Obata, H., Sekiguchi, H., Nakazawa, K., and Ohtsuki, T. (2009). Enhanced excitability of the corticospinal pathway of the ankle extensor and flexor muscles during standing in humans. Exp. Brain Res. 197, 207–213. doi: 10.1007/s00221-009-1874-6
Overduin, S. A., D’avella, A., Roh, J., Carmena, J. M., and Bizzi, E. (2015). Representation of muscle synergies in the primate brain. J. Neurosci. 35, 12615–12624. doi: 10.1523/JNEUROSCI.4302-14.2015
Oya, T., Hoffman, B. W., and Cresswell, A. G. (2008). Corticospinal-evoked responses in lower limb muscles during voluntary contractions at varying strengths. J. Appl. Physiol. 105, 1527–1532. doi: 10.1152/japplphysiol.90586.2008
Papegaaij, S., Taube, W., Hogenhout, M., Baudry, S., and Hortobagyi, T. (2014). Age-related decrease in motor cortical inhibition during standing under different sensory conditions. Front. Aging Neurosci. 6:126. doi: 10.3389/fnagi.2014.00126
Petersen, N., Christensen, L. O., Morita, H., Sinkjaer, T., and Nielsen, J. (1998). Evidence that a transcortical pathway contributes to stretch reflexes in the tibialis anterior muscle in man. J. Physiol. 512, 267–276. doi: 10.1111/j.1469-7793.1998.267bf.x
Smith, A. E., Sale, M. V., Higgins, R. D., Wittert, G. A., and Pitcher, J. B. (2011). Male human motor cortex stimulus-response characteristics are not altered by aging. J. Appl. Physiol. 110, 206–212. doi: 10.1152/japplphysiol.00403.2010
Smith, B. A., Jacobs, J. V., and Horak, F. B. (2012). Effects of magnitude and magnitude predictability of postural perturbations on preparatory cortical activity in older adults with and without Parkinson’s disease. Exp. Brain Res. 222, 455–470. doi: 10.1007/s00221-012-3232-3
Taube, W., Schubert, M., Gruber, M., Beck, S., Faist, M., and Gollhofer, A. (2006). Direct corticospinal pathways contribute to neuromuscular control of perturbed stance. J. Appl. Physiol. 101, 420–429. doi: 10.1152/japplphysiol.01447.2005

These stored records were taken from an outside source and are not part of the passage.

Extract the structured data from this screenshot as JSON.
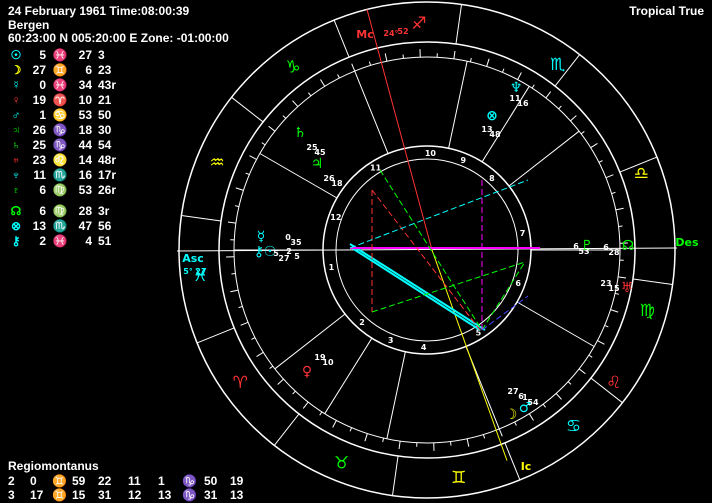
{
  "header": {
    "title": "24 February 1961 Time:08:00:39",
    "place": "Bergen",
    "coords": "60:23:00 N 005:20:00 E Zone: -01:00:00",
    "mode": "Tropical True"
  },
  "planets": [
    {
      "name": "Sun",
      "glyph": "☉",
      "color": "#00ffff",
      "deg": "5",
      "sign": "♓",
      "sign_color": "#00ffff",
      "min": "27",
      "sec": "3"
    },
    {
      "name": "Moon",
      "glyph": "☽",
      "color": "#ffff00",
      "deg": "27",
      "sign": "♊",
      "sign_color": "#ffff00",
      "min": "6",
      "sec": "23"
    },
    {
      "name": "Mercury",
      "glyph": "☿",
      "color": "#00ffff",
      "deg": "0",
      "sign": "♓",
      "sign_color": "#00ffff",
      "min": "34",
      "sec": "43r"
    },
    {
      "name": "Venus",
      "glyph": "♀",
      "color": "#ff3333",
      "deg": "19",
      "sign": "♈",
      "sign_color": "#ff3333",
      "min": "10",
      "sec": "21"
    },
    {
      "name": "Mars",
      "glyph": "♂",
      "color": "#00ffff",
      "deg": "1",
      "sign": "♋",
      "sign_color": "#00ffff",
      "min": "53",
      "sec": "50"
    },
    {
      "name": "Jupiter",
      "glyph": "♃",
      "color": "#00ff00",
      "deg": "26",
      "sign": "♑",
      "sign_color": "#00ff00",
      "min": "18",
      "sec": "30"
    },
    {
      "name": "Saturn",
      "glyph": "♄",
      "color": "#00ff00",
      "deg": "25",
      "sign": "♑",
      "sign_color": "#00ff00",
      "min": "44",
      "sec": "54"
    },
    {
      "name": "Uranus",
      "glyph": "♅",
      "color": "#ff3333",
      "deg": "23",
      "sign": "♌",
      "sign_color": "#ff3333",
      "min": "14",
      "sec": "48r"
    },
    {
      "name": "Neptune",
      "glyph": "♆",
      "color": "#00ffff",
      "deg": "11",
      "sign": "♏",
      "sign_color": "#00ffff",
      "min": "16",
      "sec": "17r"
    },
    {
      "name": "Pluto",
      "glyph": "♇",
      "color": "#00ff00",
      "deg": "6",
      "sign": "♍",
      "sign_color": "#00ff00",
      "min": "53",
      "sec": "26r"
    },
    {
      "gap": true
    },
    {
      "name": "Node",
      "glyph": "☊",
      "color": "#00ff00",
      "deg": "6",
      "sign": "♍",
      "sign_color": "#00ff00",
      "min": "28",
      "sec": "3r"
    },
    {
      "name": "Part of Fortune",
      "glyph": "⊗",
      "color": "#00ffff",
      "deg": "13",
      "sign": "♏",
      "sign_color": "#00ffff",
      "min": "47",
      "sec": "56"
    },
    {
      "name": "Chiron",
      "glyph": "⚷",
      "color": "#00ffff",
      "deg": "2",
      "sign": "♓",
      "sign_color": "#00ffff",
      "min": "4",
      "sec": "51"
    }
  ],
  "houses": {
    "title": "Regiomontanus",
    "rows": [
      [
        {
          "t": "2"
        },
        {
          "t": "0"
        },
        {
          "t": "♊",
          "c": "#ffff00"
        },
        {
          "t": "59"
        },
        {
          "t": "22"
        },
        {
          "t": "11"
        },
        {
          "t": "1"
        },
        {
          "t": "♑",
          "c": "#00ff00"
        },
        {
          "t": "50"
        },
        {
          "t": "19"
        }
      ],
      [
        {
          "t": "3"
        },
        {
          "t": "17"
        },
        {
          "t": "♊",
          "c": "#ffff00"
        },
        {
          "t": "15"
        },
        {
          "t": "31"
        },
        {
          "t": "12"
        },
        {
          "t": "13"
        },
        {
          "t": "♑",
          "c": "#00ff00"
        },
        {
          "t": "31"
        },
        {
          "t": "13"
        }
      ]
    ]
  },
  "chart": {
    "mc": {
      "label": "Mc",
      "deg": "24°",
      "min": "52"
    },
    "asc": {
      "label": "Asc",
      "deg": "5°",
      "min": "27"
    },
    "des": {
      "label": "Des"
    },
    "ic": {
      "label": "Ic"
    },
    "zodiac": [
      {
        "g": "♍",
        "c": "#00ff00",
        "a": "345"
      },
      {
        "g": "♎",
        "c": "#ffff00",
        "a": "20"
      },
      {
        "g": "♏",
        "c": "#00ffff",
        "a": "55"
      },
      {
        "g": "♐",
        "c": "#ff3333",
        "a": "92"
      },
      {
        "g": "♑",
        "c": "#00ff00",
        "a": "126"
      },
      {
        "g": "♒",
        "c": "#ffff00",
        "a": "157"
      },
      {
        "g": "♓",
        "c": "#00ffff",
        "a": "186"
      },
      {
        "g": "♈",
        "c": "#ff3333",
        "a": "215"
      },
      {
        "g": "♉",
        "c": "#00ff00",
        "a": "248"
      },
      {
        "g": "♊",
        "c": "#ffff00",
        "a": "278"
      },
      {
        "g": "♋",
        "c": "#00ffff",
        "a": "310"
      },
      {
        "g": "♌",
        "c": "#ff3333",
        "a": "325"
      }
    ],
    "house_numbers": [
      "1",
      "2",
      "3",
      "4",
      "5",
      "6",
      "7",
      "8",
      "9",
      "10",
      "11",
      "12"
    ],
    "planet_marks": [
      {
        "g": "♆",
        "c": "#00ffff",
        "d": "11",
        "m": "16"
      },
      {
        "g": "⊗",
        "c": "#00ffff",
        "d": "13",
        "m": "48"
      },
      {
        "g": "♄",
        "c": "#00ff00",
        "d": "25",
        "m": "45"
      },
      {
        "g": "♃",
        "c": "#00ff00",
        "d": "26",
        "m": "18"
      },
      {
        "g": "☿",
        "c": "#00ffff",
        "d": "0",
        "m": "35"
      },
      {
        "g": "⚷",
        "c": "#00ffff",
        "d": "2",
        "m": "5"
      },
      {
        "g": "☉",
        "c": "#00ffff",
        "d": "5",
        "m": "27"
      },
      {
        "g": "♀",
        "c": "#ff3333",
        "d": "19",
        "m": "10"
      },
      {
        "g": "☽",
        "c": "#ffff00",
        "d": "27",
        "m": "6"
      },
      {
        "g": "♂",
        "c": "#00ffff",
        "d": "1",
        "m": "54"
      },
      {
        "g": "♇",
        "c": "#00ff00",
        "d": "6",
        "m": "53"
      },
      {
        "g": "☊",
        "c": "#00ff00",
        "d": "6",
        "m": "28"
      },
      {
        "g": "♅",
        "c": "#ff3333",
        "d": "23",
        "m": "15"
      }
    ]
  }
}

Walchli, M., Tokuno, C. D., Ruffieux, J., Keller, M., and Taube, W. (2017). Preparatory cortical and spinal settings to counteract anticipated and non-anticipated perturbations. Neuroscience 365, 12–22. doi: 10.1016/j.neuroscience.2017.09.032
Keywords: postural response, corticospinal pathway, prediction, transcranial magnetic stimulation, tibialis anterior muscle, motor preparation

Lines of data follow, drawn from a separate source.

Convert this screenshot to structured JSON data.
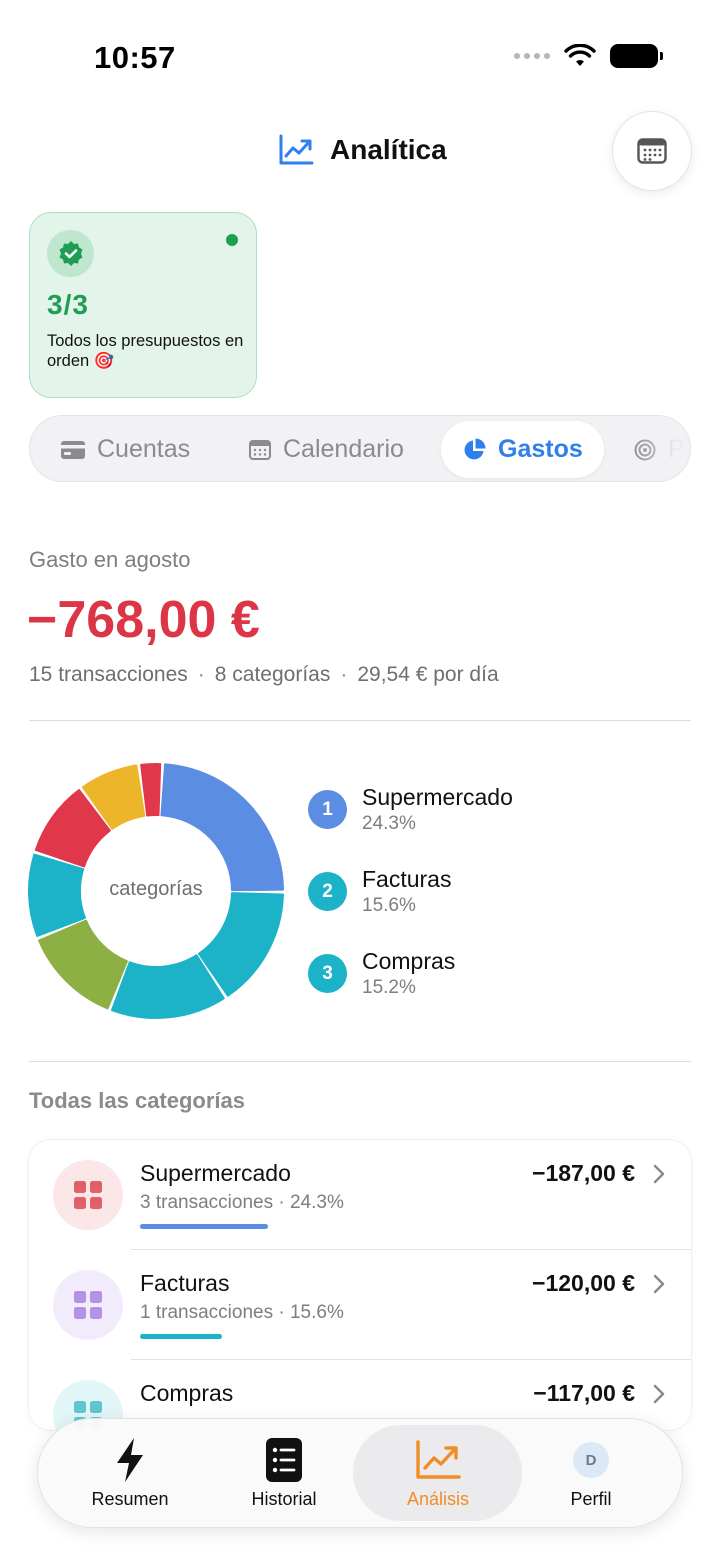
{
  "status_bar": {
    "time": "10:57"
  },
  "header": {
    "title": "Analítica",
    "icon": "trending-up-icon",
    "action_icon": "calendar-icon"
  },
  "budget_card": {
    "count": "3/3",
    "text": "Todos los presupuestos en orden 🎯",
    "accent": "#1e9e54",
    "background": "#e3f4ea"
  },
  "tabs": [
    {
      "label": "Cuentas",
      "icon": "credit-card-icon",
      "active": false
    },
    {
      "label": "Calendario",
      "icon": "calendar-icon",
      "active": false
    },
    {
      "label": "Gastos",
      "icon": "pie-chart-icon",
      "active": true
    },
    {
      "label": "P",
      "icon": "target-icon",
      "active": false
    }
  ],
  "spending": {
    "label": "Gasto en agosto",
    "amount": "−768,00 €",
    "amount_color": "#dc3545",
    "transactions": "15 transacciones",
    "categories": "8 categorías",
    "per_day": "29,54 € por día"
  },
  "donut": {
    "center_label": "categorías",
    "segments": [
      {
        "color": "#5b8de3",
        "pct": 24.3
      },
      {
        "color": "#1cb3c9",
        "pct": 15.6
      },
      {
        "color": "#1cb3c9",
        "pct": 15.2
      },
      {
        "color": "#8db045",
        "pct": 13.0
      },
      {
        "color": "#1cb3c9",
        "pct": 11.0
      },
      {
        "color": "#e0374a",
        "pct": 10.0
      },
      {
        "color": "#ecb52a",
        "pct": 7.9
      },
      {
        "color": "#e0374a",
        "pct": 3.0
      }
    ]
  },
  "legend": [
    {
      "rank": "1",
      "name": "Supermercado",
      "pct": "24.3%",
      "color": "#5b8de3"
    },
    {
      "rank": "2",
      "name": "Facturas",
      "pct": "15.6%",
      "color": "#1cb3c9"
    },
    {
      "rank": "3",
      "name": "Compras",
      "pct": "15.2%",
      "color": "#1cb3c9"
    }
  ],
  "all_categories": {
    "title": "Todas las categorías",
    "items": [
      {
        "name": "Supermercado",
        "sub": "3 transacciones · 24.3%",
        "amount": "−187,00 €",
        "bar_color": "#5b8de3",
        "share": 0.243,
        "icon_bg": "#fbe7e7",
        "icon_color": "#e0606a",
        "icon": "grid-icon"
      },
      {
        "name": "Facturas",
        "sub": "1 transacciones · 15.6%",
        "amount": "−120,00 €",
        "bar_color": "#1cb3c9",
        "share": 0.156,
        "icon_bg": "#f1ebfb",
        "icon_color": "#b391e6",
        "icon": "grid-icon"
      },
      {
        "name": "Compras",
        "sub": "",
        "amount": "−117,00 €",
        "bar_color": "#1cb3c9",
        "share": 0.152,
        "icon_bg": "#e3f6f7",
        "icon_color": "#5fc7cf",
        "icon": "grid-icon"
      }
    ]
  },
  "bottom_nav": [
    {
      "label": "Resumen",
      "icon": "bolt-icon",
      "active": false
    },
    {
      "label": "Historial",
      "icon": "list-icon",
      "active": false
    },
    {
      "label": "Análisis",
      "icon": "trending-up-icon",
      "active": true,
      "accent": "#f28c28"
    },
    {
      "label": "Perfil",
      "icon": "avatar",
      "avatar_letter": "D",
      "active": false
    }
  ]
}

Citation: Fujio K, Obata H, Kawashima N and Nakazawa K (2019) Presetting of the Corticospinal Excitability in the Tibialis Anterior Muscle in Relation to Prediction of the Magnitude and Direction of Postural Perturbations. Front. Hum. Neurosci. 13:4. doi: 10.3389/fnhum.2019.00004
Received: 12 July 2018; Accepted: 04 January 2019;

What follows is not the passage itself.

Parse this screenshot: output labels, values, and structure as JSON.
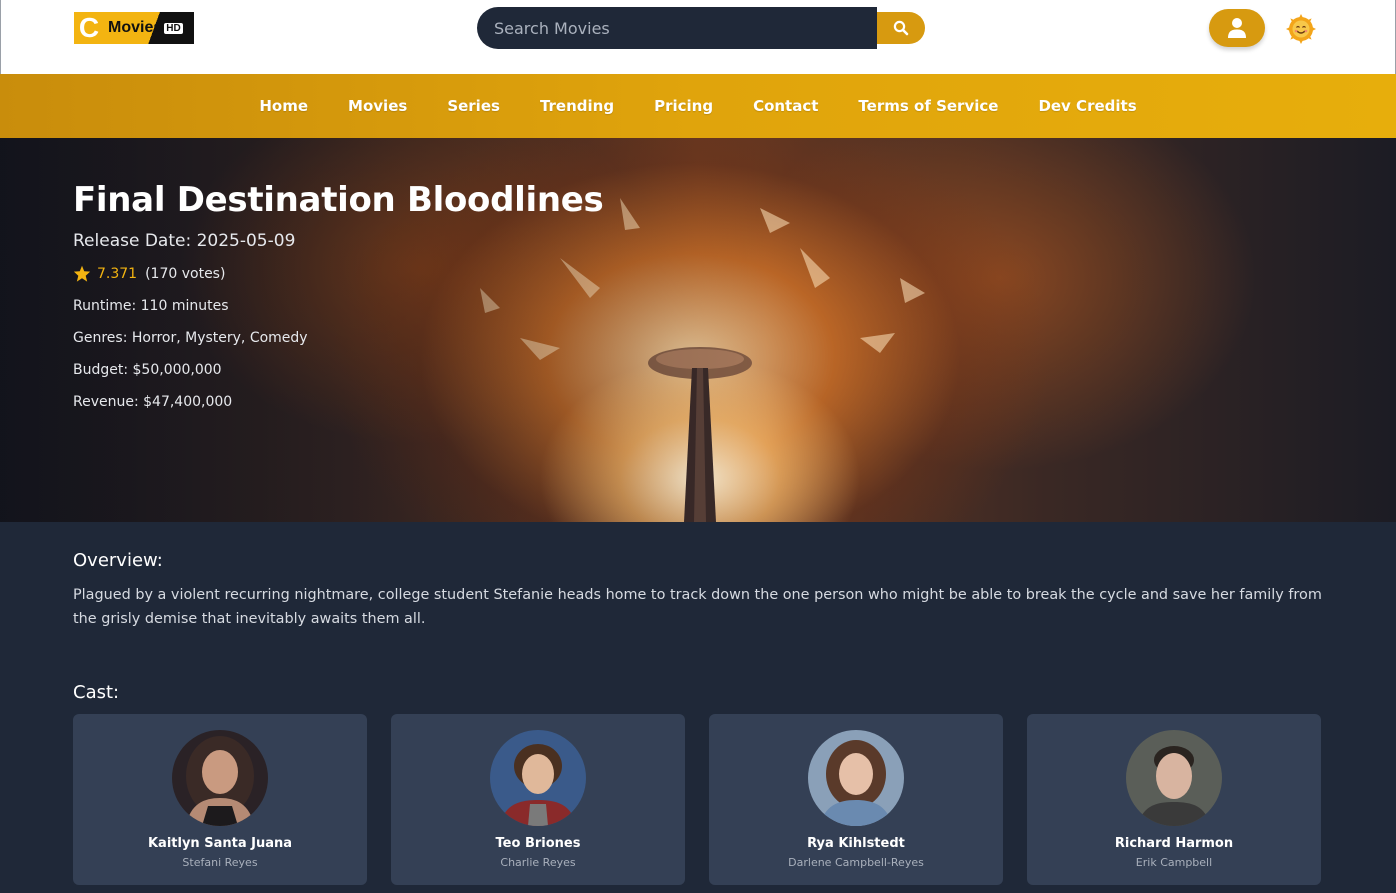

Published: 17 January 2019.
Edited by:Yusuf Ozgur Cakmak, University of Otago, New Zealand
Reviewed by:Rahul Goel, Baylor College of Medicine, United States
Imran Khan Niazi, Centre for Chiropractic Research, New Zealand College of Chiropractic, New Zealand
Prasath Jayakaran, University of Otago, New Zealand
Copyright © 2019 Fujio, Obata, Kawashima and Nakazawa. This is an open-access article distributed under the terms of the Creative Commons Attribution License (CC BY). The use, distribution or reproduction in other forums is permitted, provided the original author(s) and the copyright owner(s) are credited and that the original publication in this journal is cited, in accordance with accepted academic practice. No use, distribution or reproduction is permitted which does not comply with these terms.
*Correspondence: Hiroki Obata, email@example.com